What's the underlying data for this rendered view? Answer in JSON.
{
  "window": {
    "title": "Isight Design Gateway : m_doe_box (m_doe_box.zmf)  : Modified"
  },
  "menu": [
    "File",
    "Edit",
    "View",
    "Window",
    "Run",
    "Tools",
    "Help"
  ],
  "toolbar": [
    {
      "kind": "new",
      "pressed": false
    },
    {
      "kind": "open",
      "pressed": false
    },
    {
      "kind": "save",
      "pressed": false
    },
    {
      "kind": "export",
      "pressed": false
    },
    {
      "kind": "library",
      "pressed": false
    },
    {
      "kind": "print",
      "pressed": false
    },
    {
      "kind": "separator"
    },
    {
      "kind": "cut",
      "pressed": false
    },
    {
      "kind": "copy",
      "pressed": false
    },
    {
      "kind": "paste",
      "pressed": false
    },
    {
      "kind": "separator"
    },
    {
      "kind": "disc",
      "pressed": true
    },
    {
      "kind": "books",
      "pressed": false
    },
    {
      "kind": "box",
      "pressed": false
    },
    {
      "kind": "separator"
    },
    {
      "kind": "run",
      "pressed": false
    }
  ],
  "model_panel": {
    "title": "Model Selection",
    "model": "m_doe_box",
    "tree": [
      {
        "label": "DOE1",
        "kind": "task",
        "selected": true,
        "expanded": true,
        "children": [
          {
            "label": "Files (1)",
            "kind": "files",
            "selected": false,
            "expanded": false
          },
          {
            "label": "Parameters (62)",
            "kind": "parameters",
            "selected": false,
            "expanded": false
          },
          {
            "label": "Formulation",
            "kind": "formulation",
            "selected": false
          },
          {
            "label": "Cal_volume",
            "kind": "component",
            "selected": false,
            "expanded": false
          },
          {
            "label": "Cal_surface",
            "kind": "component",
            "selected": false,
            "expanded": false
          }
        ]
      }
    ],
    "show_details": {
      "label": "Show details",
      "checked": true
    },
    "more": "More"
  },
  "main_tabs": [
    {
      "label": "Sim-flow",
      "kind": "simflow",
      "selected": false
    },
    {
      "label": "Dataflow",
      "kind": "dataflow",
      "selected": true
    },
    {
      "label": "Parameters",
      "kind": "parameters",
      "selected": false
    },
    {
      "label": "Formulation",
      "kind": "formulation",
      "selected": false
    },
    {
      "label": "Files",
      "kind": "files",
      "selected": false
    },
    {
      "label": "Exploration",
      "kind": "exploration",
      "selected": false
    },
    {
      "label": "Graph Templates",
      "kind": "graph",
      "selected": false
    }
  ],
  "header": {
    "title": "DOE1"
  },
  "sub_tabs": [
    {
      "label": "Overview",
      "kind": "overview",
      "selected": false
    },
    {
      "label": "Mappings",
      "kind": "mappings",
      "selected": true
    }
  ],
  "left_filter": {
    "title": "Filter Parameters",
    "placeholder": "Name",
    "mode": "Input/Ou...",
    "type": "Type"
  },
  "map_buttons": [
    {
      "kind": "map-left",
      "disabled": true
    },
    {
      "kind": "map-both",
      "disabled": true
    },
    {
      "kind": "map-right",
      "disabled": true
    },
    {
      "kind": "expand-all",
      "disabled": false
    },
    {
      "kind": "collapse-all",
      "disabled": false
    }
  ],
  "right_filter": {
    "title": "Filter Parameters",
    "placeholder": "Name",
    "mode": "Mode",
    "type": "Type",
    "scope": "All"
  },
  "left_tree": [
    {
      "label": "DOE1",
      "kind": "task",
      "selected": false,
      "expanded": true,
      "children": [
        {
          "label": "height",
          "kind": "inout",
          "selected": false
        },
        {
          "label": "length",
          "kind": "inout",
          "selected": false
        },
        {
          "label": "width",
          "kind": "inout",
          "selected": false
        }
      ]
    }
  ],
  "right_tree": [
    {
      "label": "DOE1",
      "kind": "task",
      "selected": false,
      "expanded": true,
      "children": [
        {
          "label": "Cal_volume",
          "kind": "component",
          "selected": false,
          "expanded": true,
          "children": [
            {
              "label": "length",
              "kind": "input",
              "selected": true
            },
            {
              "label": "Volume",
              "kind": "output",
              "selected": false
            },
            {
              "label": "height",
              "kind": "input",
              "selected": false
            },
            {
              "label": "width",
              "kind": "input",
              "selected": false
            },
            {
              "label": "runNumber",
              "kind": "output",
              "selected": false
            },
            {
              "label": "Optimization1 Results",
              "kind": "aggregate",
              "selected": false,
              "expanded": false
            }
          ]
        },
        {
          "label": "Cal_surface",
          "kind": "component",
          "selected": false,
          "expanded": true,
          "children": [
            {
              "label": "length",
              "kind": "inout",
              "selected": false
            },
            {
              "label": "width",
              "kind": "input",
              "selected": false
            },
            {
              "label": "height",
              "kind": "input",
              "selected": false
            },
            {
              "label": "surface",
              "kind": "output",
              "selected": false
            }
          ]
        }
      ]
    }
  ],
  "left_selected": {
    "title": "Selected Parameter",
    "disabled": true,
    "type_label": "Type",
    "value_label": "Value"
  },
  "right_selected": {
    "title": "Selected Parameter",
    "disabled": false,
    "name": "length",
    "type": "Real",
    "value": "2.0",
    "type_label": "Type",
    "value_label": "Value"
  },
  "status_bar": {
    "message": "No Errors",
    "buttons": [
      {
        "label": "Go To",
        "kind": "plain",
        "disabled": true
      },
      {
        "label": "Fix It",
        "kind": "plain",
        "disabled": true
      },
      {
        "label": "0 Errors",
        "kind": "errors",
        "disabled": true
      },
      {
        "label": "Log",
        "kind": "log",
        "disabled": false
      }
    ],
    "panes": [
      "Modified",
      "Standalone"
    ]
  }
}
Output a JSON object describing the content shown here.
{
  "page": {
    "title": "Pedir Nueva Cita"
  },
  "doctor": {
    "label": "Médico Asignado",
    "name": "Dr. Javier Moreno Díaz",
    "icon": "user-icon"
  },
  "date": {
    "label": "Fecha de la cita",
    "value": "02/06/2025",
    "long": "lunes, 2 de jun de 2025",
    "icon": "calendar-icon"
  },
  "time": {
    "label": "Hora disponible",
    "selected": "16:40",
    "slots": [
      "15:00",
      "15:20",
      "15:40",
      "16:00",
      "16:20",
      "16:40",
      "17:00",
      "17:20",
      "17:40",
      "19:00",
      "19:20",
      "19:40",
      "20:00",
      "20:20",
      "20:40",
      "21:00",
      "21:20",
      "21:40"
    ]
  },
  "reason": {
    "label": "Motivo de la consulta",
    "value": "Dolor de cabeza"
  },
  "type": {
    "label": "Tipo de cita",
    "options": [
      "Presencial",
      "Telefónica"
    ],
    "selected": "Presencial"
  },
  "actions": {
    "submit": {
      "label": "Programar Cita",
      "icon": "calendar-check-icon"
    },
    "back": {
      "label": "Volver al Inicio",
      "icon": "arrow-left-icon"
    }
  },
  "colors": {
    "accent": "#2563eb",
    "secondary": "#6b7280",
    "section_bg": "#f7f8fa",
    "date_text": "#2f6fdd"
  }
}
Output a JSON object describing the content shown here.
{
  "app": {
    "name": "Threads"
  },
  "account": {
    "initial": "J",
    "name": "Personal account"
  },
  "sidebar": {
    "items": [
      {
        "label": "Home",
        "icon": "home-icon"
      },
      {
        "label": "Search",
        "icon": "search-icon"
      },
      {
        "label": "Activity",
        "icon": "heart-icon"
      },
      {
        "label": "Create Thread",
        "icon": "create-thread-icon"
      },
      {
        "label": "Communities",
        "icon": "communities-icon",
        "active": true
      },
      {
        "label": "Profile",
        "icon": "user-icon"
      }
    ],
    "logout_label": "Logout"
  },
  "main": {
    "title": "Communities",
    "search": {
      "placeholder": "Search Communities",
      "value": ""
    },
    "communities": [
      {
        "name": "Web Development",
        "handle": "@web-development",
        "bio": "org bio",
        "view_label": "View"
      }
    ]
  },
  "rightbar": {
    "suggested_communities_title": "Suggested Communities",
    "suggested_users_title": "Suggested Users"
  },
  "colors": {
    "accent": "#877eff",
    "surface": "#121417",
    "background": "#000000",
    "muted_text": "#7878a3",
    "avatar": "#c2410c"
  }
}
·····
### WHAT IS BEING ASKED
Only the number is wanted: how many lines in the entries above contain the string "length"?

### RESULT FOR THIS EXERCISE
4